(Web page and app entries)
-*-
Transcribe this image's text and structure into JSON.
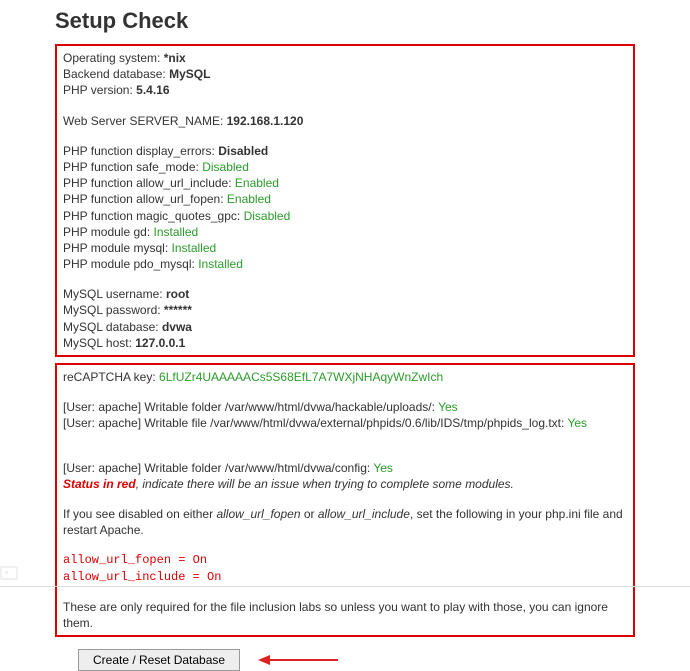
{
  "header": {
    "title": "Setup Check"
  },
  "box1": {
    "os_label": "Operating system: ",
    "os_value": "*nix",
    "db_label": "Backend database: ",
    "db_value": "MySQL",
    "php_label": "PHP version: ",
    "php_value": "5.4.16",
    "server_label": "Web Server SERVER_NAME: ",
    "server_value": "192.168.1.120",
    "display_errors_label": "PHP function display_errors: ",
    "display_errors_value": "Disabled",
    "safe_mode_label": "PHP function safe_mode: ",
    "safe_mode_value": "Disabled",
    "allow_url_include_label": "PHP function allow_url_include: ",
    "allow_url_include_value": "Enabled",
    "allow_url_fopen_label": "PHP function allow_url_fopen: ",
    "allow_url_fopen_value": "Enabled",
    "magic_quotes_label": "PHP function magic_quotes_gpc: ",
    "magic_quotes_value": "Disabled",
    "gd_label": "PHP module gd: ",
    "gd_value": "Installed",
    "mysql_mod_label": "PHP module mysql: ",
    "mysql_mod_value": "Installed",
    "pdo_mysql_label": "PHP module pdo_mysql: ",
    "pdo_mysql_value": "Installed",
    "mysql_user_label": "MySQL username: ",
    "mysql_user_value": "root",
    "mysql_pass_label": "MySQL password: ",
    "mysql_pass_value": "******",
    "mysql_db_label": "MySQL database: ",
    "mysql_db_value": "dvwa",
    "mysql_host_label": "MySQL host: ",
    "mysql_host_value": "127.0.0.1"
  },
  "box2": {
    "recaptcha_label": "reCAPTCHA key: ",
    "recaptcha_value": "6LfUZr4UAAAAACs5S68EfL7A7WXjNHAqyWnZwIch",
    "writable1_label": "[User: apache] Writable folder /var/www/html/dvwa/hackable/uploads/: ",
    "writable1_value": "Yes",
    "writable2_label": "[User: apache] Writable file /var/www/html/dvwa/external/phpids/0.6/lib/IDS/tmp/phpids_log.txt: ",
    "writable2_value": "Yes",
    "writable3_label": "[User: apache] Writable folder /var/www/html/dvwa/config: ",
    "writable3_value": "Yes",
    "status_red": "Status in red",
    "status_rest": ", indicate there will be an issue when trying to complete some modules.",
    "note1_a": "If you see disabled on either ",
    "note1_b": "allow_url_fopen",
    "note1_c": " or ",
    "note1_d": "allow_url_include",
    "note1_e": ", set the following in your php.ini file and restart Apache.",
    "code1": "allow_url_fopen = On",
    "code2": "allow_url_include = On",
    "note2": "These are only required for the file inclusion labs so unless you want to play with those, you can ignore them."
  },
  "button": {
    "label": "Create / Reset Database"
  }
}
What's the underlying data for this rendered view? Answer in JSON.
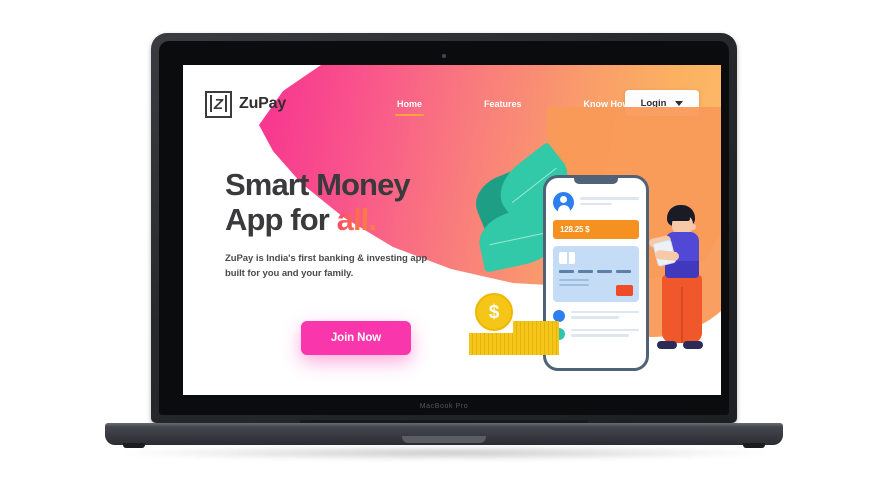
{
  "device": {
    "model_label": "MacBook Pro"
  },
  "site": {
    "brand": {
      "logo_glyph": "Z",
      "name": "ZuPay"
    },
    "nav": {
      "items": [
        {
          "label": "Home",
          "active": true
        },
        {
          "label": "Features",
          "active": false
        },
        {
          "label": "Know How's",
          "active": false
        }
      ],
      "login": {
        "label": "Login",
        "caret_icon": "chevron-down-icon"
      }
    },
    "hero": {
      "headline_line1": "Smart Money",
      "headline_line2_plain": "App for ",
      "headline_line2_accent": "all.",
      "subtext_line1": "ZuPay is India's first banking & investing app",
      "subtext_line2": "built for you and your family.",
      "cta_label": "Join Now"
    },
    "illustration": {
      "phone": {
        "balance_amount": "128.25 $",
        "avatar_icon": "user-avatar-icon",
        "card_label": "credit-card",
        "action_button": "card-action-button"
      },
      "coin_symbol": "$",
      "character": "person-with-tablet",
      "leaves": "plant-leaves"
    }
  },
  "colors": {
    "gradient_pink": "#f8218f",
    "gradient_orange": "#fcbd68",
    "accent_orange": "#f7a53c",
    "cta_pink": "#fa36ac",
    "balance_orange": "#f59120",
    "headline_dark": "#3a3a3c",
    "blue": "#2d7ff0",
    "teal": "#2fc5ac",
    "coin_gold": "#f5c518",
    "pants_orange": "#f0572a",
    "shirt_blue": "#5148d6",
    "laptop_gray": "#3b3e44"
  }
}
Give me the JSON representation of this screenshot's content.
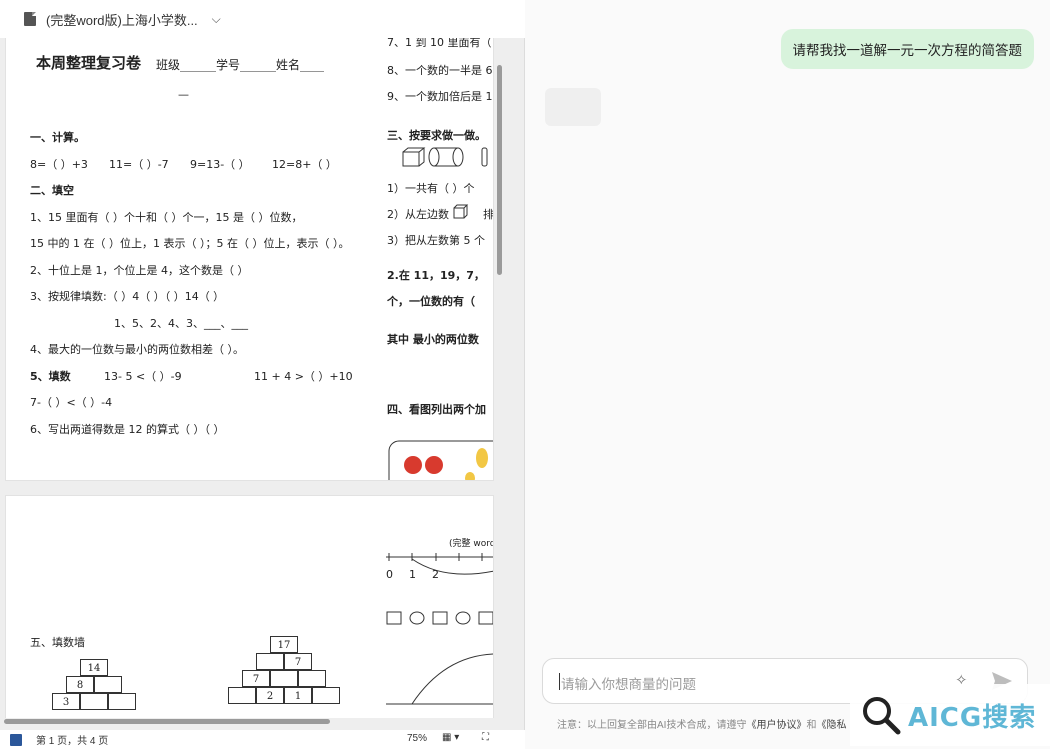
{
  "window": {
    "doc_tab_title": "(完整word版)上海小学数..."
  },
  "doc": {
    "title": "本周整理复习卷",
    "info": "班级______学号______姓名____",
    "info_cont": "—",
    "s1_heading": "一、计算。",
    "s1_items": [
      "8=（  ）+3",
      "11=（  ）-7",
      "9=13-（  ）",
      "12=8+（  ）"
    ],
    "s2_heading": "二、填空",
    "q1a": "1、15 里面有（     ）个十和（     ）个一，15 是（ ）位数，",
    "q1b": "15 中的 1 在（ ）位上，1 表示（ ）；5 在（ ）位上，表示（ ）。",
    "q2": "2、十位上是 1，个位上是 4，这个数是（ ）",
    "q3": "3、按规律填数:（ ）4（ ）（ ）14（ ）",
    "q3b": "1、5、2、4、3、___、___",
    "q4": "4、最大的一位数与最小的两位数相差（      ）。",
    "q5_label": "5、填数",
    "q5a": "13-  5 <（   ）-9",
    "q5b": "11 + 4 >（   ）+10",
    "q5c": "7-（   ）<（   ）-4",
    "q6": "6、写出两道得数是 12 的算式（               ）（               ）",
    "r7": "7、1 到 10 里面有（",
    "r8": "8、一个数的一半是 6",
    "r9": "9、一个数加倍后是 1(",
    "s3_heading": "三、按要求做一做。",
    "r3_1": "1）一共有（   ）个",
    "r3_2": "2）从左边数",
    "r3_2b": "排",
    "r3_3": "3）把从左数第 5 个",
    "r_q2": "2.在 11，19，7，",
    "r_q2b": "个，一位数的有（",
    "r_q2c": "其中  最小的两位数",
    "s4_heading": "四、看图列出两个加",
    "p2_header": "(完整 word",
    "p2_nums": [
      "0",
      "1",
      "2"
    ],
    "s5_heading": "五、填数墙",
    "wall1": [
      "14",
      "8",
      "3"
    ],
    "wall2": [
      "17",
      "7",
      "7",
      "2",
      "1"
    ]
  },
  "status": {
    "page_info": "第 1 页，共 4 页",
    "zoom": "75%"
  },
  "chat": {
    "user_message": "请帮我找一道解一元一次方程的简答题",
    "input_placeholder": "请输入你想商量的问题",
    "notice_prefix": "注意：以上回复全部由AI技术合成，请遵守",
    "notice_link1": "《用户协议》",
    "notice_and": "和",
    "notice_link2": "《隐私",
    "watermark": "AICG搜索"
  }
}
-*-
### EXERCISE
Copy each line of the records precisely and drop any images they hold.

### RESPONSE AREA
Transcribe this image's text and structure into JSON.
{
  "header": {
    "title": "Setup Check"
  },
  "box1": {
    "os_label": "Operating system: ",
    "os_value": "*nix",
    "db_label": "Backend database: ",
    "db_value": "MySQL",
    "php_label": "PHP version: ",
    "php_value": "5.4.16",
    "server_label": "Web Server SERVER_NAME: ",
    "server_value": "192.168.1.120",
    "display_errors_label": "PHP function display_errors: ",
    "display_errors_value": "Disabled",
    "safe_mode_label": "PHP function safe_mode: ",
    "safe_mode_value": "Disabled",
    "allow_url_include_label": "PHP function allow_url_include: ",
    "allow_url_include_value": "Enabled",
    "allow_url_fopen_label": "PHP function allow_url_fopen: ",
    "allow_url_fopen_value": "Enabled",
    "magic_quotes_label": "PHP function magic_quotes_gpc: ",
    "magic_quotes_value": "Disabled",
    "gd_label": "PHP module gd: ",
    "gd_value": "Installed",
    "mysql_mod_label": "PHP module mysql: ",
    "mysql_mod_value": "Installed",
    "pdo_mysql_label": "PHP module pdo_mysql: ",
    "pdo_mysql_value": "Installed",
    "mysql_user_label": "MySQL username: ",
    "mysql_user_value": "root",
    "mysql_pass_label": "MySQL password: ",
    "mysql_pass_value": "******",
    "mysql_db_label": "MySQL database: ",
    "mysql_db_value": "dvwa",
    "mysql_host_label": "MySQL host: ",
    "mysql_host_value": "127.0.0.1"
  },
  "box2": {
    "recaptcha_label": "reCAPTCHA key: ",
    "recaptcha_value": "6LfUZr4UAAAAACs5S68EfL7A7WXjNHAqyWnZwIch",
    "writable1_label": "[User: apache] Writable folder /var/www/html/dvwa/hackable/uploads/: ",
    "writable1_value": "Yes",
    "writable2_label": "[User: apache] Writable file /var/www/html/dvwa/external/phpids/0.6/lib/IDS/tmp/phpids_log.txt: ",
    "writable2_value": "Yes",
    "writable3_label": "[User: apache] Writable folder /var/www/html/dvwa/config: ",
    "writable3_value": "Yes",
    "status_red": "Status in red",
    "status_rest": ", indicate there will be an issue when trying to complete some modules.",
    "note1_a": "If you see disabled on either ",
    "note1_b": "allow_url_fopen",
    "note1_c": " or ",
    "note1_d": "allow_url_include",
    "note1_e": ", set the following in your php.ini file and restart Apache.",
    "code1": "allow_url_fopen = On",
    "code2": "allow_url_include = On",
    "note2": "These are only required for the file inclusion labs so unless you want to play with those, you can ignore them."
  },
  "button": {
    "label": "Create / Reset Database"
  }
}
What's the underlying data for this rendered view? Answer in JSON.
{
  "device": {
    "model_label": "MacBook Pro"
  },
  "site": {
    "brand": {
      "logo_glyph": "Z",
      "name": "ZuPay"
    },
    "nav": {
      "items": [
        {
          "label": "Home",
          "active": true
        },
        {
          "label": "Features",
          "active": false
        },
        {
          "label": "Know How's",
          "active": false
        }
      ],
      "login": {
        "label": "Login",
        "caret_icon": "chevron-down-icon"
      }
    },
    "hero": {
      "headline_line1": "Smart Money",
      "headline_line2_plain": "App for ",
      "headline_line2_accent": "all.",
      "subtext_line1": "ZuPay is India's first banking & investing app",
      "subtext_line2": "built for you and your family.",
      "cta_label": "Join Now"
    },
    "illustration": {
      "phone": {
        "balance_amount": "128.25 $",
        "avatar_icon": "user-avatar-icon",
        "card_label": "credit-card",
        "action_button": "card-action-button"
      },
      "coin_symbol": "$",
      "character": "person-with-tablet",
      "leaves": "plant-leaves"
    }
  },
  "colors": {
    "gradient_pink": "#f8218f",
    "gradient_orange": "#fcbd68",
    "accent_orange": "#f7a53c",
    "cta_pink": "#fa36ac",
    "balance_orange": "#f59120",
    "headline_dark": "#3a3a3c",
    "blue": "#2d7ff0",
    "teal": "#2fc5ac",
    "coin_gold": "#f5c518",
    "pants_orange": "#f0572a",
    "shirt_blue": "#5148d6",
    "laptop_gray": "#3b3e44"
  }
}
Give me the JSON representation of this screenshot's content.
{
  "window": {
    "doc_tab_title": "(完整word版)上海小学数..."
  },
  "doc": {
    "title": "本周整理复习卷",
    "info": "班级______学号______姓名____",
    "info_cont": "—",
    "s1_heading": "一、计算。",
    "s1_items": [
      "8=（  ）+3",
      "11=（  ）-7",
      "9=13-（  ）",
      "12=8+（  ）"
    ],
    "s2_heading": "二、填空",
    "q1a": "1、15 里面有（     ）个十和（     ）个一，15 是（ ）位数，",
    "q1b": "15 中的 1 在（ ）位上，1 表示（ ）；5 在（ ）位上，表示（ ）。",
    "q2": "2、十位上是 1，个位上是 4，这个数是（ ）",
    "q3": "3、按规律填数:（ ）4（ ）（ ）14（ ）",
    "q3b": "1、5、2、4、3、___、___",
    "q4": "4、最大的一位数与最小的两位数相差（      ）。",
    "q5_label": "5、填数",
    "q5a": "13-  5 <（   ）-9",
    "q5b": "11 + 4 >（   ）+10",
    "q5c": "7-（   ）<（   ）-4",
    "q6": "6、写出两道得数是 12 的算式（               ）（               ）",
    "r7": "7、1 到 10 里面有（",
    "r8": "8、一个数的一半是 6",
    "r9": "9、一个数加倍后是 1(",
    "s3_heading": "三、按要求做一做。",
    "r3_1": "1）一共有（   ）个",
    "r3_2": "2）从左边数",
    "r3_2b": "排",
    "r3_3": "3）把从左数第 5 个",
    "r_q2": "2.在 11，19，7，",
    "r_q2b": "个，一位数的有（",
    "r_q2c": "其中  最小的两位数",
    "s4_heading": "四、看图列出两个加",
    "p2_header": "(完整 word",
    "p2_nums": [
      "0",
      "1",
      "2"
    ],
    "s5_heading": "五、填数墙",
    "wall1": [
      "14",
      "8",
      "3"
    ],
    "wall2": [
      "17",
      "7",
      "7",
      "2",
      "1"
    ]
  },
  "status": {
    "page_info": "第 1 页，共 4 页",
    "zoom": "75%"
  },
  "chat": {
    "user_message": "请帮我找一道解一元一次方程的简答题",
    "input_placeholder": "请输入你想商量的问题",
    "notice_prefix": "注意：以上回复全部由AI技术合成，请遵守",
    "notice_link1": "《用户协议》",
    "notice_and": "和",
    "notice_link2": "《隐私",
    "watermark": "AICG搜索"
  }
}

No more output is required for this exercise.